It was the afternoon before our 8th grade Christmas choir concert. I had my outfit and jewelry picked out. I had bought the outfit the week before, a pair of black pants and a red sweater. However, I had forgotten to take them out of the bag and they were wrinkled, badly. At this point in my 14 years on earth I had never used an iron. I didn’t understand what the steam did or what the settings meant. I remembered seeing my mother use the iron occasionally before she left two years earlier. I decided it couldn’t be terribly hard, and it wasn’t. As I sat on the pink carpet in my room with a towel down on the floor I successfully ironed my sweater and my pants. I remember thinking that life without a mom here won’t be so bad after all, I can handle this. Then I ran my calf right into the edge of the iron that was on high. I just remember the sting of the burn and the tears, so many tears. I crawled in my bed and sobbed.Why should I have to iron my clothes? I thought this as I touched the burned flesh on my leg, causing more pain and more sobbing. Sobbing because my mom should be there helping me get ready, helping me get the knots out of my unruly hair, teaching me how to put on makeup, but she wasn't. When I was all cried out, I dried my eyes, shoved down those awful emotions for another day and began to comb through my hair, knot by knot. That scar taught me that life isn’t fair. That scar gave me my independence.
Heart, December 2006. Portage Des Sioux, MO
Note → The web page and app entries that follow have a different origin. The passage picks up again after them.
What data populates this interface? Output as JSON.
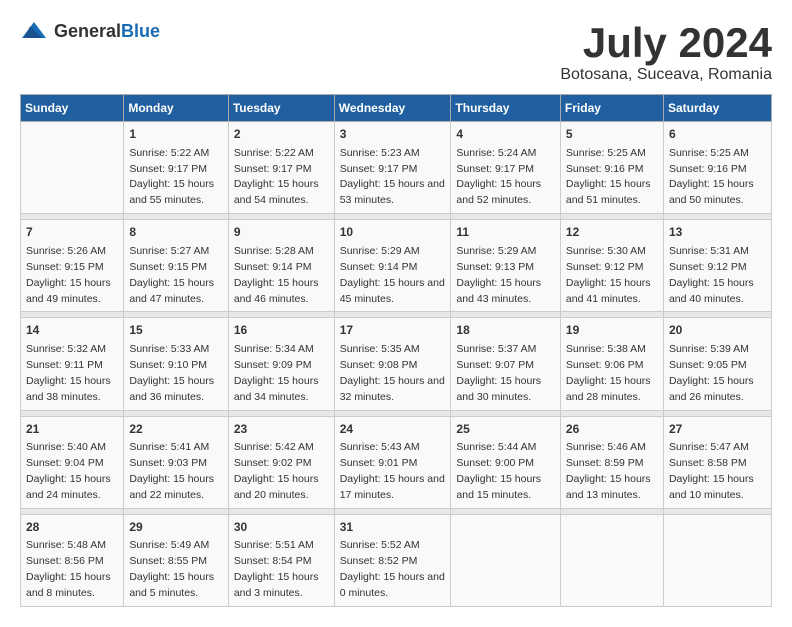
{
  "logo": {
    "general": "General",
    "blue": "Blue"
  },
  "title": "July 2024",
  "subtitle": "Botosana, Suceava, Romania",
  "days": [
    "Sunday",
    "Monday",
    "Tuesday",
    "Wednesday",
    "Thursday",
    "Friday",
    "Saturday"
  ],
  "weeks": [
    [
      {
        "date": "",
        "sunrise": "",
        "sunset": "",
        "daylight": ""
      },
      {
        "date": "1",
        "sunrise": "Sunrise: 5:22 AM",
        "sunset": "Sunset: 9:17 PM",
        "daylight": "Daylight: 15 hours and 55 minutes."
      },
      {
        "date": "2",
        "sunrise": "Sunrise: 5:22 AM",
        "sunset": "Sunset: 9:17 PM",
        "daylight": "Daylight: 15 hours and 54 minutes."
      },
      {
        "date": "3",
        "sunrise": "Sunrise: 5:23 AM",
        "sunset": "Sunset: 9:17 PM",
        "daylight": "Daylight: 15 hours and 53 minutes."
      },
      {
        "date": "4",
        "sunrise": "Sunrise: 5:24 AM",
        "sunset": "Sunset: 9:17 PM",
        "daylight": "Daylight: 15 hours and 52 minutes."
      },
      {
        "date": "5",
        "sunrise": "Sunrise: 5:25 AM",
        "sunset": "Sunset: 9:16 PM",
        "daylight": "Daylight: 15 hours and 51 minutes."
      },
      {
        "date": "6",
        "sunrise": "Sunrise: 5:25 AM",
        "sunset": "Sunset: 9:16 PM",
        "daylight": "Daylight: 15 hours and 50 minutes."
      }
    ],
    [
      {
        "date": "7",
        "sunrise": "Sunrise: 5:26 AM",
        "sunset": "Sunset: 9:15 PM",
        "daylight": "Daylight: 15 hours and 49 minutes."
      },
      {
        "date": "8",
        "sunrise": "Sunrise: 5:27 AM",
        "sunset": "Sunset: 9:15 PM",
        "daylight": "Daylight: 15 hours and 47 minutes."
      },
      {
        "date": "9",
        "sunrise": "Sunrise: 5:28 AM",
        "sunset": "Sunset: 9:14 PM",
        "daylight": "Daylight: 15 hours and 46 minutes."
      },
      {
        "date": "10",
        "sunrise": "Sunrise: 5:29 AM",
        "sunset": "Sunset: 9:14 PM",
        "daylight": "Daylight: 15 hours and 45 minutes."
      },
      {
        "date": "11",
        "sunrise": "Sunrise: 5:29 AM",
        "sunset": "Sunset: 9:13 PM",
        "daylight": "Daylight: 15 hours and 43 minutes."
      },
      {
        "date": "12",
        "sunrise": "Sunrise: 5:30 AM",
        "sunset": "Sunset: 9:12 PM",
        "daylight": "Daylight: 15 hours and 41 minutes."
      },
      {
        "date": "13",
        "sunrise": "Sunrise: 5:31 AM",
        "sunset": "Sunset: 9:12 PM",
        "daylight": "Daylight: 15 hours and 40 minutes."
      }
    ],
    [
      {
        "date": "14",
        "sunrise": "Sunrise: 5:32 AM",
        "sunset": "Sunset: 9:11 PM",
        "daylight": "Daylight: 15 hours and 38 minutes."
      },
      {
        "date": "15",
        "sunrise": "Sunrise: 5:33 AM",
        "sunset": "Sunset: 9:10 PM",
        "daylight": "Daylight: 15 hours and 36 minutes."
      },
      {
        "date": "16",
        "sunrise": "Sunrise: 5:34 AM",
        "sunset": "Sunset: 9:09 PM",
        "daylight": "Daylight: 15 hours and 34 minutes."
      },
      {
        "date": "17",
        "sunrise": "Sunrise: 5:35 AM",
        "sunset": "Sunset: 9:08 PM",
        "daylight": "Daylight: 15 hours and 32 minutes."
      },
      {
        "date": "18",
        "sunrise": "Sunrise: 5:37 AM",
        "sunset": "Sunset: 9:07 PM",
        "daylight": "Daylight: 15 hours and 30 minutes."
      },
      {
        "date": "19",
        "sunrise": "Sunrise: 5:38 AM",
        "sunset": "Sunset: 9:06 PM",
        "daylight": "Daylight: 15 hours and 28 minutes."
      },
      {
        "date": "20",
        "sunrise": "Sunrise: 5:39 AM",
        "sunset": "Sunset: 9:05 PM",
        "daylight": "Daylight: 15 hours and 26 minutes."
      }
    ],
    [
      {
        "date": "21",
        "sunrise": "Sunrise: 5:40 AM",
        "sunset": "Sunset: 9:04 PM",
        "daylight": "Daylight: 15 hours and 24 minutes."
      },
      {
        "date": "22",
        "sunrise": "Sunrise: 5:41 AM",
        "sunset": "Sunset: 9:03 PM",
        "daylight": "Daylight: 15 hours and 22 minutes."
      },
      {
        "date": "23",
        "sunrise": "Sunrise: 5:42 AM",
        "sunset": "Sunset: 9:02 PM",
        "daylight": "Daylight: 15 hours and 20 minutes."
      },
      {
        "date": "24",
        "sunrise": "Sunrise: 5:43 AM",
        "sunset": "Sunset: 9:01 PM",
        "daylight": "Daylight: 15 hours and 17 minutes."
      },
      {
        "date": "25",
        "sunrise": "Sunrise: 5:44 AM",
        "sunset": "Sunset: 9:00 PM",
        "daylight": "Daylight: 15 hours and 15 minutes."
      },
      {
        "date": "26",
        "sunrise": "Sunrise: 5:46 AM",
        "sunset": "Sunset: 8:59 PM",
        "daylight": "Daylight: 15 hours and 13 minutes."
      },
      {
        "date": "27",
        "sunrise": "Sunrise: 5:47 AM",
        "sunset": "Sunset: 8:58 PM",
        "daylight": "Daylight: 15 hours and 10 minutes."
      }
    ],
    [
      {
        "date": "28",
        "sunrise": "Sunrise: 5:48 AM",
        "sunset": "Sunset: 8:56 PM",
        "daylight": "Daylight: 15 hours and 8 minutes."
      },
      {
        "date": "29",
        "sunrise": "Sunrise: 5:49 AM",
        "sunset": "Sunset: 8:55 PM",
        "daylight": "Daylight: 15 hours and 5 minutes."
      },
      {
        "date": "30",
        "sunrise": "Sunrise: 5:51 AM",
        "sunset": "Sunset: 8:54 PM",
        "daylight": "Daylight: 15 hours and 3 minutes."
      },
      {
        "date": "31",
        "sunrise": "Sunrise: 5:52 AM",
        "sunset": "Sunset: 8:52 PM",
        "daylight": "Daylight: 15 hours and 0 minutes."
      },
      {
        "date": "",
        "sunrise": "",
        "sunset": "",
        "daylight": ""
      },
      {
        "date": "",
        "sunrise": "",
        "sunset": "",
        "daylight": ""
      },
      {
        "date": "",
        "sunrise": "",
        "sunset": "",
        "daylight": ""
      }
    ]
  ]
}
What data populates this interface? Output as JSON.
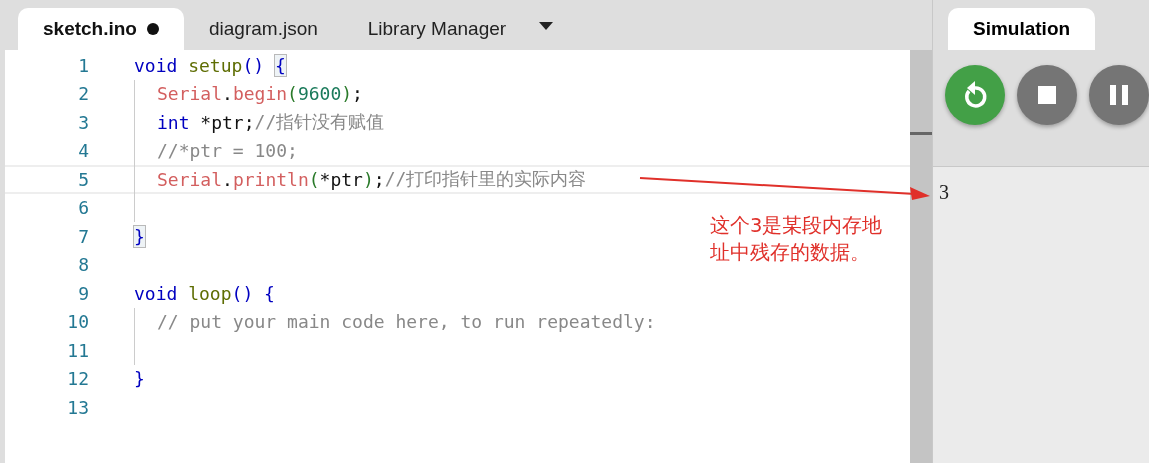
{
  "editor": {
    "tabs": [
      {
        "label": "sketch.ino",
        "selected": true,
        "modified": true
      },
      {
        "label": "diagram.json",
        "selected": false,
        "modified": false
      },
      {
        "label": "Library Manager",
        "selected": false,
        "modified": false
      }
    ],
    "lines": [
      {
        "number": "1",
        "active": false,
        "indented": false,
        "tokens": [
          {
            "kind": "keyword",
            "text": "void"
          },
          {
            "kind": "function",
            "text": " setup"
          },
          {
            "kind": "bracket",
            "text": "() "
          },
          {
            "kind": "match",
            "text": "{"
          }
        ]
      },
      {
        "number": "2",
        "active": false,
        "indented": true,
        "tokens": [
          {
            "kind": "object",
            "text": "Serial"
          },
          {
            "kind": "plain",
            "text": "."
          },
          {
            "kind": "object",
            "text": "begin"
          },
          {
            "kind": "paren",
            "text": "("
          },
          {
            "kind": "number",
            "text": "9600"
          },
          {
            "kind": "paren",
            "text": ")"
          },
          {
            "kind": "plain",
            "text": ";"
          }
        ]
      },
      {
        "number": "3",
        "active": false,
        "indented": true,
        "tokens": [
          {
            "kind": "keyword",
            "text": "int"
          },
          {
            "kind": "plain",
            "text": " *ptr;"
          },
          {
            "kind": "comment",
            "text": "//指针没有赋值"
          }
        ]
      },
      {
        "number": "4",
        "active": false,
        "indented": true,
        "tokens": [
          {
            "kind": "comment",
            "text": "//*ptr = 100;"
          }
        ]
      },
      {
        "number": "5",
        "active": true,
        "indented": true,
        "tokens": [
          {
            "kind": "object",
            "text": "Serial"
          },
          {
            "kind": "plain",
            "text": "."
          },
          {
            "kind": "object",
            "text": "println"
          },
          {
            "kind": "paren",
            "text": "("
          },
          {
            "kind": "plain",
            "text": "*ptr"
          },
          {
            "kind": "paren",
            "text": ")"
          },
          {
            "kind": "plain",
            "text": ";"
          },
          {
            "kind": "comment",
            "text": "//打印指针里的实际内容"
          }
        ]
      },
      {
        "number": "6",
        "active": false,
        "indented": true
      },
      {
        "number": "7",
        "active": false,
        "indented": false,
        "tokens": [
          {
            "kind": "match",
            "text": "}"
          }
        ]
      },
      {
        "number": "8",
        "active": false,
        "indented": false
      },
      {
        "number": "9",
        "active": false,
        "indented": false,
        "tokens": [
          {
            "kind": "keyword",
            "text": "void"
          },
          {
            "kind": "function",
            "text": " loop"
          },
          {
            "kind": "bracket",
            "text": "() {"
          }
        ]
      },
      {
        "number": "10",
        "active": false,
        "indented": true,
        "tokens": [
          {
            "kind": "comment",
            "text": "// put your main code here, to run repeatedly:"
          }
        ]
      },
      {
        "number": "11",
        "active": false,
        "indented": true
      },
      {
        "number": "12",
        "active": false,
        "indented": false,
        "tokens": [
          {
            "kind": "bracket",
            "text": "}"
          }
        ]
      },
      {
        "number": "13",
        "active": false,
        "indented": false
      }
    ]
  },
  "simulation": {
    "tab": {
      "label": "Simulation",
      "selected": true
    },
    "controls": [
      {
        "kind": "restart"
      },
      {
        "kind": "stop"
      },
      {
        "kind": "pause"
      }
    ],
    "serial_output": "3"
  },
  "annotation": {
    "text": "这个3是某段内存地址中残存的数据。"
  }
}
I found my father, passed away in his bed at 10:30am on December 22, 2006. I remember hugging his cold body and screaming to no one, as I was alone in our house on Common Field, that I didn’t even get to say goodbye. Somewhere in the midst I made a phone call. Before anyone arrived I was hopelessly clinging to him, my endless tears and snot on his chest, shaking him, praying he would wake up. I remember begging God for me to be wrong, for my dad to open his big brown eyes and tickle me again, the way I always pretended I hated. Months after his death I was still in a deep depression. He was my person, my best friend, all I had. Wounds on the heart are much harder to heal, as they don’t technically exist and are emotionally fueled. Mederma can’t touch those. Slowly my wound has healed over. Even after almost 7 years, a lot of praying and an immense amount of acceptance, the scar is still raised and I remember its presence daily. That scar taught me that bad things happen to good people for reasons not understood. It has taught me about the extreme vulnerability and preciousness of life. That scar has taught me that even the worst kind of wounds will heal, but a scar will always remain.